I did some research and learned that it was really true: Theresienstadt did have a gas chamber, but according to Martin Gilbert, a British Holocaust historian, the gas chamber was never “activated.”
There were rumors circulating in all of the major Nazi concentration camps toward the end of the war that Hitler had given the order for all the inmates to be killed before the arrival of the Soviet or American soldiers. This was believed to be the purpose for building a gas chamber at Theresienstadt in 1945 at the tail end of the war.

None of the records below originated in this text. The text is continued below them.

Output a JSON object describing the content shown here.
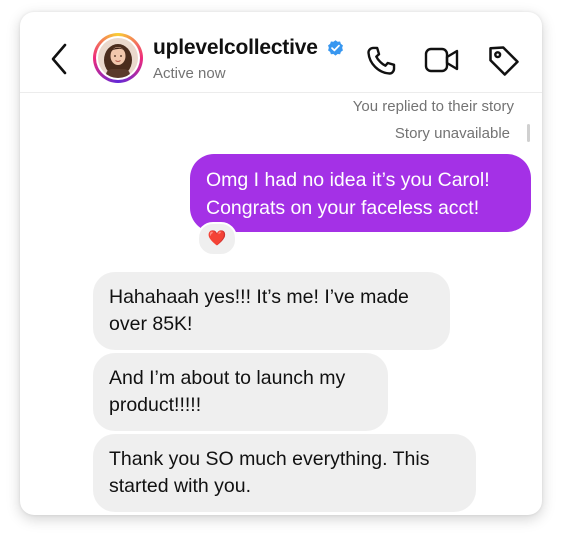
{
  "header": {
    "username": "uplevelcollective",
    "status": "Active now",
    "icons": [
      "back-icon",
      "verified-badge-icon",
      "phone-icon",
      "video-icon",
      "tag-icon"
    ],
    "verified_color": "#3897f0"
  },
  "thread": {
    "story_reply_note": "You replied to their story",
    "story_status": "Story unavailable",
    "messages": [
      {
        "direction": "outgoing",
        "lines": [
          "Omg I had no idea it’s you Carol!",
          "Congrats on your faceless acct!"
        ],
        "reaction": "❤️",
        "color": "#a431e6"
      },
      {
        "direction": "incoming",
        "lines": [
          "Hahahaah yes!!! It’s me! I’ve made",
          "over 85K!"
        ]
      },
      {
        "direction": "incoming",
        "lines": [
          "And I’m about to launch my",
          "product!!!!!"
        ]
      },
      {
        "direction": "incoming",
        "lines": [
          "Thank you SO much everything. This",
          "started with you."
        ]
      }
    ]
  }
}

In the northwest section of the old garrison town of Theresienstadt, there is a building, called the Bauhof by the Nazis, that was used for craft workshops. It is the yellow building shown in the photograph below. To the right you can see part of the old fortifications; the road shown in the photograph goes through an opening in the fortifications here.
According to the Ghetto Museum at Theresienstadt, a homicidal gas chamber was built in 1945 in a corridor of the town’s fortifications wall near the Litomerice gate, which is right by the Bauhof building, shown in the photograph above. (Click here to see a map of the ghetto. The Bauhof building is number 14 on the map.)

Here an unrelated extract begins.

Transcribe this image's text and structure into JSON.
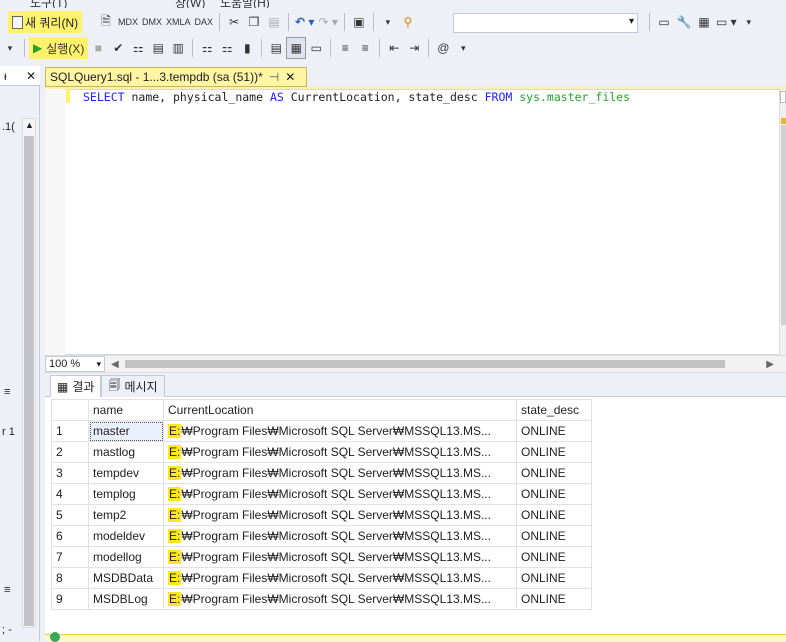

The Theresienstadt homicidal gas chamber is directly across from the Jäger (Hunter) barracks, an identical building on the opposite side of the town, which was used as a disinfection station where the prisoners and their clothing were deloused. The prisoners were disinfected by being completely submerged in a tub containing a chemical which would kill the lice on their bodies. At the same time, their clothing was disinfected by hot steam, and they would have to put their clothes back on while they were still wet and then return to their barracks. The oldest inmates of the ghetto were housed in the Jäger barracks so they wouldn’t get chilled by walking through the cold in wet clothes. Behind the Jäger barracks is the Südberg or South Hill where a soccer field was built for the inmates.
The ghetto inmates became aware of the Theresienstadt homicidal gas chamber and were planning to blow it up, but the war ended just in time to save the Theresienstadt Jews from being gassed right in the ghetto.

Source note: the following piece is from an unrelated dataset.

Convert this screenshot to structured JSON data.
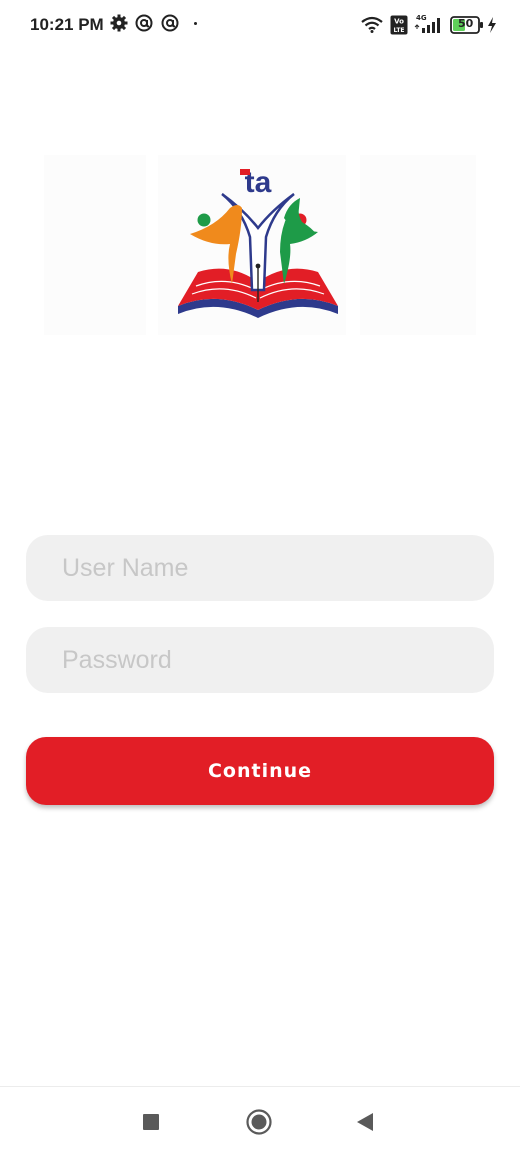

The photograph below shows the fortifications on either side of the Litomerice gate on the northwest side of Theresienstadt. When Theresienstadt was a ghetto for the Jews, this road was closed off and there was no traffic through the garrison town.
By my calculation, the Theresienstadt gas chamber was located in the part of the fortifications shown in the background of the photo above, since this is the fortification section that is the closest to the Bauhof workshops. The gas chamber was not shown on the tour that I took at Theresienstadt in 2000 and there was no sign that marked it.
On May 3, 1945, Theresienstadt was turned over to the Red Cross by Commandant Karl Rahm. According to Martin Gilbert in his book Holocaust Journey, Commandant Karl Rahm told the Red Cross that he had received orders from Berlin to kill all the inmates in the ghetto before the Russians arrived, but he had disobeyed the order. Because of this, Gilbert wrote, Rahm was allowed to leave the camp unmolested on the day before the Russians arrived on May 8, 1945. He was later captured and tried in a Special People’s Court in nearby Litomerice; he was held in the Small Fortress until he was executed in 1947.
According to information in a Theresienstadt guidebook, the clothing was disinfected by steam in an old brewery, which is shown in the photo below.
Apparently, the Germans did not use Zyklon-B to disinfect the clothing at Theresienstadt. Or did they finally decide to use Zyklon-B in the last days of the war when a typhus epidemic broke out in the camp? Did they set up disinfection chambers in the old fortifications? The German word for a disinfection chamber, where clothing is deloused with Zyklon-B, is Gaskammer, which means gas chamber. Is this the gas chamber that the prisoners heard about? I don’t know, but it’s possible.